Spice mixes average in cost from $1 for a single-serve taco mix to $6 for a madras curry powder, but I always find they end up expiring before I use them. Not having control of the ratios of spice to one another when cooking is also a common annoyance. For example, taco seasoning usually doesn’t have enough chili flavor and too much salt and cumin for my tastes. I started to make my own taco seasoning, and it costs about $0.40 per meal.
My suggestion is to keep a small batch of various spices in your arsenal that you will use often. Then, you can customize a spice mix to your own palate. Confused about what spices to buy? Look at the types of cuisines you like to consume most often. There are many spices that appear in many different regional cuisines. For instance, cumin is used in typical Mexican dishes, but also in many Indian regional cuisines. Thyme can be found in a French herbes de Provence blend, but is also used in some regional Middle Eastern dishes. Sesame seeds are found in Japanese spice mixes, but also in some North African meals. Store your spices in an airtight container so they don’t spoil early, and try to use before the expiration date for the best flavor.
3. Bottled Asian Sauces
Bottled sauces like peanut satay sauce or Thai green curry sauce, in my experience, never taste as good as the restaurant or homemade versions. This is because these sauces rely heavily on fresh ingredients that really cannot be transferred into a bottled form. The ingredients to make these sauces are readily available not only at your local Asian market, but at nationwide chains like Whole Foods and Sprouts. I have even seen lemongrass at my small local grocery store, and kaffir lime leaves in the frozen section of my Asian supermarket. Can’t find an item for your recipe? Be creative. For instance, swap out the tamarind for lemon juice (you’ll get the needed acidity).
Homemade curries are also not difficult to make, and so versatile in meals! A jar of curry paste can cost up to $10, and that is often only for 6.5 ounces.You could instead make the same amount of homemade curry paste, and control the spice for $5.50 — almost half the cost of the pre-made variety.
4. Cold Brew
One of the most expensive beverages at the grocery store (besides alcohol) is pre-made coffee. An 8oz serving of cold brew averages about $4. Instead of shelling that out for a single serving, make your own concentrate at home to mix with water for your own cold brew. Go to the coffee section, get your favorite coffee beans, and finely grind them. At home, measure out 2 liters (about 8 cups) of filtered water and add in 2 cups of ground coffee. Mix the coffee grounds and water well. Put into the fridge and stir whenever you remember over the next 24-48 hours. I usually brew it for 48 hours — that way, I end up with a stronger concentrate. Lastly, filter the concentrate with a cold brew filter. The cold brew will only cost about 50 cents per cup and won’t have the same acidity as some of the store-bought brands, especially if you buy organic beans.

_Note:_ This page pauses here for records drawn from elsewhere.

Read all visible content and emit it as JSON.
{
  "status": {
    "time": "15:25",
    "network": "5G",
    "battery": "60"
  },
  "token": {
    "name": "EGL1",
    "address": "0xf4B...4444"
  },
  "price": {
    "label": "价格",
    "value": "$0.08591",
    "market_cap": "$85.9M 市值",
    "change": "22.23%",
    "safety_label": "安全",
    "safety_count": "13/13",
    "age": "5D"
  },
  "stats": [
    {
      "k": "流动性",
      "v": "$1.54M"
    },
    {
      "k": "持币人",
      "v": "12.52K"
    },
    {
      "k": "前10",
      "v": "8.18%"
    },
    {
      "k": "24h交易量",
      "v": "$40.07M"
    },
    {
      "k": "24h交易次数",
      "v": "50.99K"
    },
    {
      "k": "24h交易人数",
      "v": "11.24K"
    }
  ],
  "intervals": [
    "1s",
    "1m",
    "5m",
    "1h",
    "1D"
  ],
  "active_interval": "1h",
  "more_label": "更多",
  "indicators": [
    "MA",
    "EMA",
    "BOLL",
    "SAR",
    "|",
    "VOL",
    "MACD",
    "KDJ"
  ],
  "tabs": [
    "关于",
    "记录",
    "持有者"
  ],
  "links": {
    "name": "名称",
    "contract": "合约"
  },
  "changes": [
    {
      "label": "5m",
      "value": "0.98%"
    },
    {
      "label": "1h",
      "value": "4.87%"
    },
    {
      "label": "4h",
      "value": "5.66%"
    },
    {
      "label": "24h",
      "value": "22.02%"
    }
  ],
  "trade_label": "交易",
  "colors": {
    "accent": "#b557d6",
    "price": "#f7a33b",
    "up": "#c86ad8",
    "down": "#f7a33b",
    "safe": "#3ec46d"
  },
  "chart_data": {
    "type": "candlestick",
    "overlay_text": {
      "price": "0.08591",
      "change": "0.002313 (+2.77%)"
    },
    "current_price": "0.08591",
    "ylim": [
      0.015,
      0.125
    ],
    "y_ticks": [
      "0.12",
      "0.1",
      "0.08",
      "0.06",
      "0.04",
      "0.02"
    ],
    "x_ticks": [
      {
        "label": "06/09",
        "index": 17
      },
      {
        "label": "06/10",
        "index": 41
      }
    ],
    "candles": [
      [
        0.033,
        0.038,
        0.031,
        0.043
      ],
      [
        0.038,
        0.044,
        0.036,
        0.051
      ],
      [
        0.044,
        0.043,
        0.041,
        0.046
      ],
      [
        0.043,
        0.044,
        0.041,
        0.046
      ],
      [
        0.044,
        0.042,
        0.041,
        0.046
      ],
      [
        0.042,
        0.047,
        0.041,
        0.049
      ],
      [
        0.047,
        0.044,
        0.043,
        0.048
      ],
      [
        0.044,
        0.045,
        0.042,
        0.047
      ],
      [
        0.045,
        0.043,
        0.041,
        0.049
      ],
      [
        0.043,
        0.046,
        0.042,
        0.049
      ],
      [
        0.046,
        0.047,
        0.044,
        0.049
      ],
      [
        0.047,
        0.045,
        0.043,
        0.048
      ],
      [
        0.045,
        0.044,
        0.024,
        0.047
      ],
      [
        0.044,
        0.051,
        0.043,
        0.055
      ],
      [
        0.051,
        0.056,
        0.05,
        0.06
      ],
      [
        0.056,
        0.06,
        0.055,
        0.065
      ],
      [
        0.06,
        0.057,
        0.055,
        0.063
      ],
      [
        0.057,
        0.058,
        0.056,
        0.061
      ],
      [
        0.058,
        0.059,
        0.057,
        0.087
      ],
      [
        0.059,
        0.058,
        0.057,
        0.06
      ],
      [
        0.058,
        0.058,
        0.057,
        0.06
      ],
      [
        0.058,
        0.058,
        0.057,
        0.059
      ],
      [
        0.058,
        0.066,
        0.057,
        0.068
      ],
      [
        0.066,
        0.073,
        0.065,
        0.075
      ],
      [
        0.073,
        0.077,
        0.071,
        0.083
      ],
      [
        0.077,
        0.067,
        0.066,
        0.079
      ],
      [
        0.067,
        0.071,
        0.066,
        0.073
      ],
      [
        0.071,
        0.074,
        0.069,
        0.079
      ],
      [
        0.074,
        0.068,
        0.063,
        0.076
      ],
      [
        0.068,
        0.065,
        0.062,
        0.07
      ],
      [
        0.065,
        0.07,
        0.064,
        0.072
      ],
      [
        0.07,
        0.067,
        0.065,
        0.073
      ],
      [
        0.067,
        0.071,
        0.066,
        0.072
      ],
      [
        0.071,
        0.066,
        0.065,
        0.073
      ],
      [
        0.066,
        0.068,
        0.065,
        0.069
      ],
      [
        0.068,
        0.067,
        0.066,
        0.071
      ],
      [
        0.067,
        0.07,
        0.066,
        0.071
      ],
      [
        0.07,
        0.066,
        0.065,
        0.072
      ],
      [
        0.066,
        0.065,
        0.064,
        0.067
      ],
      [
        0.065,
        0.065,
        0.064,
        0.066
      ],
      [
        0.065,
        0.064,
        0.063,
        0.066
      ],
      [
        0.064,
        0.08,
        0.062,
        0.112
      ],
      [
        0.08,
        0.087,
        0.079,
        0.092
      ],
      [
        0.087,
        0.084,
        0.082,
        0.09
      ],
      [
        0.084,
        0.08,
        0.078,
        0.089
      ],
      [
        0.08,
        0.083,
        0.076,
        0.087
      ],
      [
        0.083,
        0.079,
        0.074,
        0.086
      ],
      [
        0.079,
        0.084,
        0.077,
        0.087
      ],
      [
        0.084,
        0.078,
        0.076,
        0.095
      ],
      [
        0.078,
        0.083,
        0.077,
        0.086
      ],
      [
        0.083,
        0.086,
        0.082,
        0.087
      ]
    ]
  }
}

5. Prepackaged Fruit
I hate paying upwards of $5 for pre-packaged fruit only to toss half of it because it wasn’t ripe enough, or because it was soggy. A packaged, cut up, 16oz container of watermelon is around $6 where I live, so you could purchase a small whole watermelon for about $3.50 — cut it up yourself, and have almost twice as much fruit.
Your best bet is to buy fruit in season and just cut it up yourself. Growing up, we didn’t have a lot of money, but my Mom and I would go to the local farmstand and get fresh fruit and vegetables at a fraction of the cost of the grocery store produce. Farmers’ markets are also a great option for you to load up on fresh fruit and just cut it up at home. You could also get produce for a fraction of the cost at your local ethnic market. When buying whole fruit and cutting up your own, you’re not only saving money, but also reducing all the waste from single-use packaging.
Onisha Paulos is the creator of the food blog www.frenchbutterknife.com. When not perfecting her croissant recipe, she likes to take dance classes and travel to learn about foreign cuisines.